Monday, February 29, 2016

Dividend Report February 2016

I invested heavily in HCP in December. It is my largest position, and it saw a huge downturn this past month. They are still holding on to their dividend payouts, and I'll hold on to the stock as long as they do. The large position means that the middle months of each quarter will generate a good amount of income.
COP cut dividends, and the company is on my sell list. The price is heavily tied to the oil price. I plan to sell on an (oil) upswing and use the proceeds to grow one of my other positions. I'm still exposed to oil with CVX, which has maintained and not grown their dividend.
The reason I called this blog Active Passive is exactly because I have to stay active to generate passive income. I wish I only picked winners and could just buy and hold, but it doesn't work that way.

Other stats:
  • Dividend income: $ 721.70. Slightly higher than what I expected, due to currency fluctuations affecting RY payout.
  • Trailing 12 months: $ 4,835.76.
  • Forward 12 months: $ 5,581.96. This is a drop from last month, as COP cut their dividends.
In March I expect $ 436.10 in dividend income. I've now saved up two months worth of dividend income and plan to make a purchase in March.

Monday, February 15, 2016

Tax-Free Dividends in Retirement

 I'm not a tax adviser. I hear things, read up on them, and apply them to my situation. I hope this can help some people out. Do your own research or get professional help.

Many people have standard 401k accounts. It's great as it gives you a tax break now (more money to invest!), but you'll pay taxes when retire and start withdrawing. The idea is that your income is lower during retirement, and hence you'll be in a lower tax bracket. Sounds great. But have what will your income be in retirement. A disciplined dividend growth investor may end up with a sizable portfolio and passive income.


Tax Bracket (Single)Tax Bracket (Married)Tax Bracket (Head of Household)Marginal Tax Rate
If you're building up a passive income portfolio for several decades, it's not that difficult to end up earning between 9k and 37k a year in dividends. So you have your dividend income, probably taxed at the dividend rate, currently 15%.  Then you have your 401k income, and any other pension, which I believe is taxed at the normal income tax rate per the table above.
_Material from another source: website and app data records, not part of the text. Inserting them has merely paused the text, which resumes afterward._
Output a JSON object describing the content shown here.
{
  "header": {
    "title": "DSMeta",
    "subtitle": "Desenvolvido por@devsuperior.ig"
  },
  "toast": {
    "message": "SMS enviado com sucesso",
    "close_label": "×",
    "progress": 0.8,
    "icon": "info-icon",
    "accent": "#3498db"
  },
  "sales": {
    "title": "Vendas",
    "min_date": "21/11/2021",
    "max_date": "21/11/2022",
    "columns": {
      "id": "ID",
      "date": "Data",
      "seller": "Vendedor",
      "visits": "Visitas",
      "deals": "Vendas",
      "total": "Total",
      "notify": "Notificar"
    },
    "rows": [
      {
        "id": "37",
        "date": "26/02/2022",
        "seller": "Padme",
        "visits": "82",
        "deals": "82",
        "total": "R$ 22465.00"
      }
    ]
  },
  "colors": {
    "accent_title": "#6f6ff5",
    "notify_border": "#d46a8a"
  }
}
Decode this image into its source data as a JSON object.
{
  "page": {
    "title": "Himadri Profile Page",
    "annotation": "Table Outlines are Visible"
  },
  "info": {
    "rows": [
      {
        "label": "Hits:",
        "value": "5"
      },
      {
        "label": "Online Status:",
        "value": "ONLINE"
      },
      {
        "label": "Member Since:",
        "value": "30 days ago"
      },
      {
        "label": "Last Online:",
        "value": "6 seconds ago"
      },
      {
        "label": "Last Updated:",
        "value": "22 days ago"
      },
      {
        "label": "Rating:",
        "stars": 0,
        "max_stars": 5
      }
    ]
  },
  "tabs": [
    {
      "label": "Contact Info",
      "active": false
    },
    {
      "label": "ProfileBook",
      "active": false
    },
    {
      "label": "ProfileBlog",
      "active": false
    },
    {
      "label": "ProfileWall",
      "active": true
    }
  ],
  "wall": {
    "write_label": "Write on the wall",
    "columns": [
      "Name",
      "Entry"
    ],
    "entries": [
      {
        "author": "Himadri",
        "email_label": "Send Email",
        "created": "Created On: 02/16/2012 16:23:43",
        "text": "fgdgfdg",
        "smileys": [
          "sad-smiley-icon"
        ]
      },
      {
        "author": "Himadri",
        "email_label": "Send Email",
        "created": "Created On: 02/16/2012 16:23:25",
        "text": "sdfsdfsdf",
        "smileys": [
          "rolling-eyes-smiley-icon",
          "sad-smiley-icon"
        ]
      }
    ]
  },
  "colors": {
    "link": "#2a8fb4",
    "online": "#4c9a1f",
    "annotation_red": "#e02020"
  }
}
The other thing is deductions. When you're working and you have a mortgage, you have some nice deductions to offset your income. When you're retired and possibly paid off your house, you no longer have many deductions.

So look into hedging on the tax rates, as they are extremely low in the US compared to other nations, and with the deficit as it is, there's a chance taxes will rise over the next decade or so. Regardless of which party runs the government. To hedge on tax rates, think about some ways to earn income tax free. Roth accounts like Roth IRA or Roth 401k are good vehicles. In those accounts, seek out the dividend paying funds or individual stocks if you have the option. If your passive income portfolio brings in 20k, 2.5k could be lost to taxes right away, or more if taxes increase. With tax free income, you pay taxes now, but all proceeds come out tax free, including dividends.  Check it out!

Thursday, February 4, 2016

Two Div Picks to Spend Your Tax Refund On

Many people get a refund thanks to overpaying taxes all year. I try to minimize my over payment, as I'd rather invest throughout the year, but I usually end up with a refund. Instead of spending the refund, consider putting it toward dividend stocks. Even $500 can go a long way over 30 years. Of course, if there's high interest debt to be paid off, do that first. But don't see the refund as a bonus. After all, it's your own money!  The government just held on to it, interest-free, for up to a year. So now it's time to put that money to work.

Top stocks in the Active Passive screener are: CFR and LLTC. Both have a score of 19 out of 20, good yields, good payout ratios, a history of paying and growing payouts. Plus they're both at least 10% below their 52-week high. Take a look, do your research, and see if they're a fit for you. I have no position in either of these, and don't plan to buy in the next two weeks.

Last time, in October, I had CFR on the list, along with NEE. I bought NEE in December.

CFR details.